By Jodi Pincus and Trevor Getz
I don’t remember learning much about different occupations in high school. I also don’t remember learning career-readiness skills like résumé writing, job-hunting, or interview techniques. Maybe your experience is different from mine, but even by the time I was a university graduate with a humanities degree, I still had no notion what career I wanted to pursue or how to start looking for a job. These are essential life skills. They are skills every student should acquire before graduating from high school, let alone college.
Let’s look at the problem from the perspective of a young person. While you’re in school, you really have little idea what career opportunities are available to you. And once you start to explore the possibilities, you find there are more professions to consider than you could possibly have imagined (as well as ways to start your own business as an entrepreneur). So you suddenly go from having too little information to having too much, with no real help navigating the universe that is open to you.
Many young people today care about the environment and social justice issues, and they want a meaningful career where they can make a difference. The good news is that many occupations today support a carbon-free future and are socially responsible. The problem is that we do not often teach students about these opportunities in school. As a result, they may think their only pathway is environmental science, when they might indeed pursue different pathways suited to their interests and needs, but there are many other ways in which a job can support a carbon-free future without being solely a green job like solar installer or EV technician.

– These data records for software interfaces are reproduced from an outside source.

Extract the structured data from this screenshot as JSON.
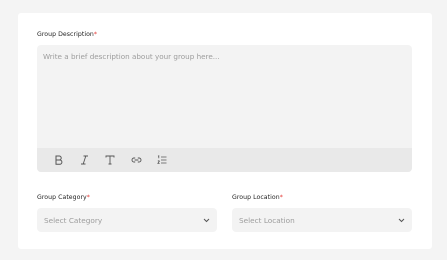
{
  "description": {
    "label": "Group Description",
    "required_mark": "*",
    "placeholder": "Write a brief description about your group here..."
  },
  "toolbar": {
    "tools": [
      "bold-icon",
      "italic-icon",
      "text-format-icon",
      "link-icon",
      "ordered-list-icon"
    ]
  },
  "category": {
    "label": "Group Category",
    "required_mark": "*",
    "placeholder": "Select Category"
  },
  "location": {
    "label": "Group Location",
    "required_mark": "*",
    "placeholder": "Select Location"
  },
  "colors": {
    "required": "#e53935",
    "field_background": "#f3f3f3",
    "toolbar_background": "#e9e9e9",
    "page_background": "#f4f4f4"
  }
}
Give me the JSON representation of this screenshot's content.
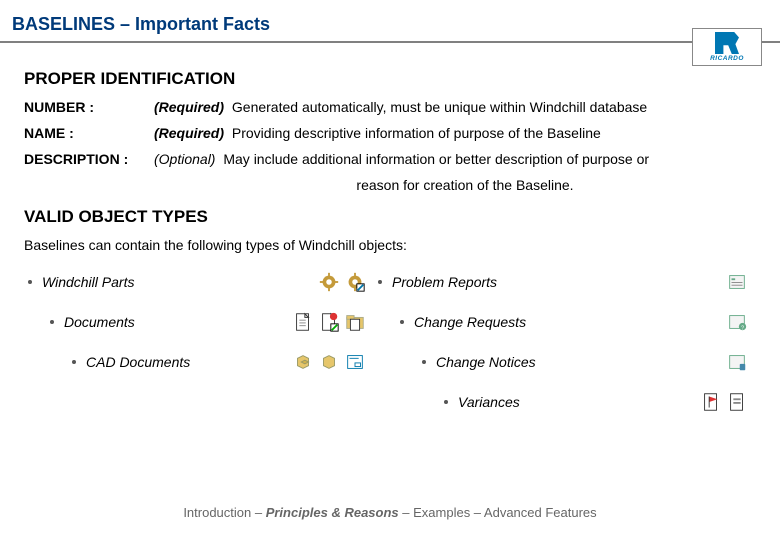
{
  "title": "BASELINES – Important Facts",
  "logo_text": "RICARDO",
  "sections": {
    "ident_heading": "PROPER IDENTIFICATION",
    "objects_heading": "VALID OBJECT TYPES"
  },
  "fields": {
    "number_label": "NUMBER :",
    "number_tag": "(Required)",
    "number_desc": " Generated automatically, must be unique within Windchill database",
    "name_label": "NAME :",
    "name_tag": "(Required)",
    "name_desc": " Providing descriptive information of purpose of the Baseline",
    "desc_label": "DESCRIPTION :",
    "desc_tag": "(Optional)",
    "desc_desc": " May include additional information or better description of purpose or",
    "desc_cont": "reason for creation of the Baseline."
  },
  "objects_intro": "Baselines can contain the following types of Windchill objects:",
  "objects_left": {
    "parts": "Windchill Parts",
    "documents": "Documents",
    "cad": "CAD Documents"
  },
  "objects_right": {
    "problem_reports": "Problem Reports",
    "change_requests": "Change Requests",
    "change_notices": "Change Notices",
    "variances": "Variances"
  },
  "footer": {
    "a": "Introduction – ",
    "b": "Principles & Reasons",
    "c": " – Examples – Advanced Features"
  }
}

For example, did you know that most decarbonization jobs are in the construction industry? Operating engineers will build the walls that protect areas from sea-level rise, plumbers and electricians will build and maintain electrification technology like heat-pump water heaters, and carpenters will ensure that buildings are made sustainably, using green building principles. Jobs in the construction industry can pay a very good salary with benefits, and in apprenticeship programs—rigorous trade schools where students both work and attend classes related to their vocation—attendees are often paid.
Other professionals who support a carbon-free future include the engineers and architects designing the plans that construction workers implement. Green careers also exist in the legal field; environmental lawyers and policymakers create legislation that supports a carbon-free future. Then there are environmental justice advocates, educators, city planners, scientists, transportation workers, and office workers.
A variety of strategies exist for exposing students to different careers, including holding field trips to work sites and hosting guest speakers who can share their career stories first-hand and talk about how they got there. Every school should have a career readiness program that teaches students basic professional skills as well as exposing them to the multitude of career pathways. Digital literacy is another important element of career readiness and will set students up for success post-graduation.
Careers for Innovation activity worksheets.
Some career preparation also takes place within the classroom, including the social studies classroom. In the Climate Project, we see career preparation as an important part of social studies skill-building, and thinking about careers is deeply embedded in our course design. We are working to develop a full suite of tools for students to assess their own interests and skills and match them with green careers. We already have in place some important resources that form a throughline for students. By the end of the Climate Project, students will be including possible career paths in the presentations they share with their peers. This learning begins with a Careers for Innovation activity that matches green strategies and technologies with occupations. Then, in every one of the articles and videos they research, students discover the experts who are leading the fight against climate change: lawyers, policymakers, scientists, technicians, and more. Through our range of graphic biographies, they also meet a diverse cast of individual experts and learn about their career paths. These experts include people like Juanita Douglas, who teaches mainly formerly incarcerated students to install renewable energy technologies; Gurinder Nagra, an engineer devising a process to create zero-carbon cement; and Alvaro Sanchez, a policy leader who focuses on greening lower-income communities. Finally, in preparing their presentations, students are guided to use all this evidence to think about which careers might interest them and their peers. The Climate Project’s curriculum helps students delve more deeply to understand the many climate-related careers available to them and the paths forward they can consider.
About the authors:
Prior to becoming a consultant, Jodi worked for over 20 years in nonprofit management implementing workforce development, social justice, and sustainability programs, specifically working at the intersection of climate, equity, and workforce development. She served as the Executive Director of Rising Sun Center for Opportunity for 12 years, where she developed innovative green training and employment models that are held as exemplars in both the national and international community. Jodi holds a Green MBA from the Presidio Graduate, School and a BA in Peace and Conflicts Studies from UC Berkeley.
Trevor Getz is Professor of African History at San Francisco State University. He has written eleven books on African and world history, including Abina and the Important Men. He is also the author of A Primer for Teaching African History, which explores questions about the way we should teach the history of Africa in high school and university classes.
Cover image: Montage of green and carbon-free jobs. All images © Getty Images.